REQUIRED WORK:
The answer must be the full listing, word for word, with no pictures in it.

DATASET EXCERPTS:
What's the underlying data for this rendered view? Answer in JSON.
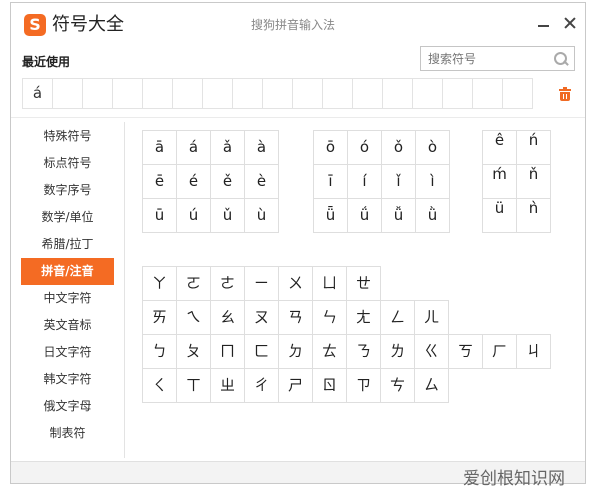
{
  "app": {
    "logo_text": "S",
    "title": "符号大全",
    "window_title": "搜狗拼音输入法"
  },
  "recent": {
    "label": "最近使用",
    "items": [
      "á",
      "",
      "",
      "",
      "",
      "",
      "",
      "",
      "",
      "",
      "",
      "",
      "",
      "",
      "",
      "",
      ""
    ]
  },
  "search": {
    "placeholder": "搜索符号"
  },
  "sidebar": {
    "items": [
      {
        "label": "特殊符号"
      },
      {
        "label": "标点符号"
      },
      {
        "label": "数字序号"
      },
      {
        "label": "数学/单位"
      },
      {
        "label": "希腊/拉丁"
      },
      {
        "label": "拼音/注音",
        "active": true
      },
      {
        "label": "中文字符"
      },
      {
        "label": "英文音标"
      },
      {
        "label": "日文字符"
      },
      {
        "label": "韩文字符"
      },
      {
        "label": "俄文字母"
      },
      {
        "label": "制表符"
      }
    ]
  },
  "pinyin_groups": [
    [
      "ā",
      "á",
      "ǎ",
      "à",
      "ē",
      "é",
      "ě",
      "è",
      "ū",
      "ú",
      "ǔ",
      "ù"
    ],
    [
      "ō",
      "ó",
      "ǒ",
      "ò",
      "ī",
      "í",
      "ǐ",
      "ì",
      "ǖ",
      "ǘ",
      "ǚ",
      "ǜ"
    ],
    [
      "ê",
      "ń",
      "ḿ",
      "ň",
      "ü",
      "ǹ"
    ]
  ],
  "zhuyin_rows": [
    [
      "ㄚ",
      "ㄛ",
      "ㄜ",
      "ㄧ",
      "ㄨ",
      "ㄩ",
      "ㄝ"
    ],
    [
      "ㄞ",
      "ㄟ",
      "ㄠ",
      "ㄡ",
      "ㄢ",
      "ㄣ",
      "ㄤ",
      "ㄥ",
      "ㄦ"
    ],
    [
      "ㄅ",
      "ㄆ",
      "ㄇ",
      "ㄈ",
      "ㄉ",
      "ㄊ",
      "ㄋ",
      "ㄌ",
      "ㄍ",
      "ㄎ",
      "ㄏ",
      "ㄐ"
    ],
    [
      "ㄑ",
      "ㄒ",
      "ㄓ",
      "ㄔ",
      "ㄕ",
      "ㄖ",
      "ㄗ",
      "ㄘ",
      "ㄙ"
    ]
  ],
  "watermark": "爱创根知识网",
  "colors": {
    "accent": "#f46b23",
    "grid_border": "#dedede"
  }
}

EXERCISE OUTPUT:
What's the underlying data for this rendered view? Answer in JSON.
{
  "app": {
    "logo_text": "S",
    "title": "符号大全",
    "window_title": "搜狗拼音输入法"
  },
  "recent": {
    "label": "最近使用",
    "items": [
      "á",
      "",
      "",
      "",
      "",
      "",
      "",
      "",
      "",
      "",
      "",
      "",
      "",
      "",
      "",
      "",
      ""
    ]
  },
  "search": {
    "placeholder": "搜索符号"
  },
  "sidebar": {
    "items": [
      {
        "label": "特殊符号"
      },
      {
        "label": "标点符号"
      },
      {
        "label": "数字序号"
      },
      {
        "label": "数学/单位"
      },
      {
        "label": "希腊/拉丁"
      },
      {
        "label": "拼音/注音",
        "active": true
      },
      {
        "label": "中文字符"
      },
      {
        "label": "英文音标"
      },
      {
        "label": "日文字符"
      },
      {
        "label": "韩文字符"
      },
      {
        "label": "俄文字母"
      },
      {
        "label": "制表符"
      }
    ]
  },
  "pinyin_groups": [
    [
      "ā",
      "á",
      "ǎ",
      "à",
      "ē",
      "é",
      "ě",
      "è",
      "ū",
      "ú",
      "ǔ",
      "ù"
    ],
    [
      "ō",
      "ó",
      "ǒ",
      "ò",
      "ī",
      "í",
      "ǐ",
      "ì",
      "ǖ",
      "ǘ",
      "ǚ",
      "ǜ"
    ],
    [
      "ê",
      "ń",
      "ḿ",
      "ň",
      "ü",
      "ǹ"
    ]
  ],
  "zhuyin_rows": [
    [
      "ㄚ",
      "ㄛ",
      "ㄜ",
      "ㄧ",
      "ㄨ",
      "ㄩ",
      "ㄝ"
    ],
    [
      "ㄞ",
      "ㄟ",
      "ㄠ",
      "ㄡ",
      "ㄢ",
      "ㄣ",
      "ㄤ",
      "ㄥ",
      "ㄦ"
    ],
    [
      "ㄅ",
      "ㄆ",
      "ㄇ",
      "ㄈ",
      "ㄉ",
      "ㄊ",
      "ㄋ",
      "ㄌ",
      "ㄍ",
      "ㄎ",
      "ㄏ",
      "ㄐ"
    ],
    [
      "ㄑ",
      "ㄒ",
      "ㄓ",
      "ㄔ",
      "ㄕ",
      "ㄖ",
      "ㄗ",
      "ㄘ",
      "ㄙ"
    ]
  ],
  "watermark": "爱创根知识网",
  "colors": {
    "accent": "#f46b23",
    "grid_border": "#dedede"
  }
}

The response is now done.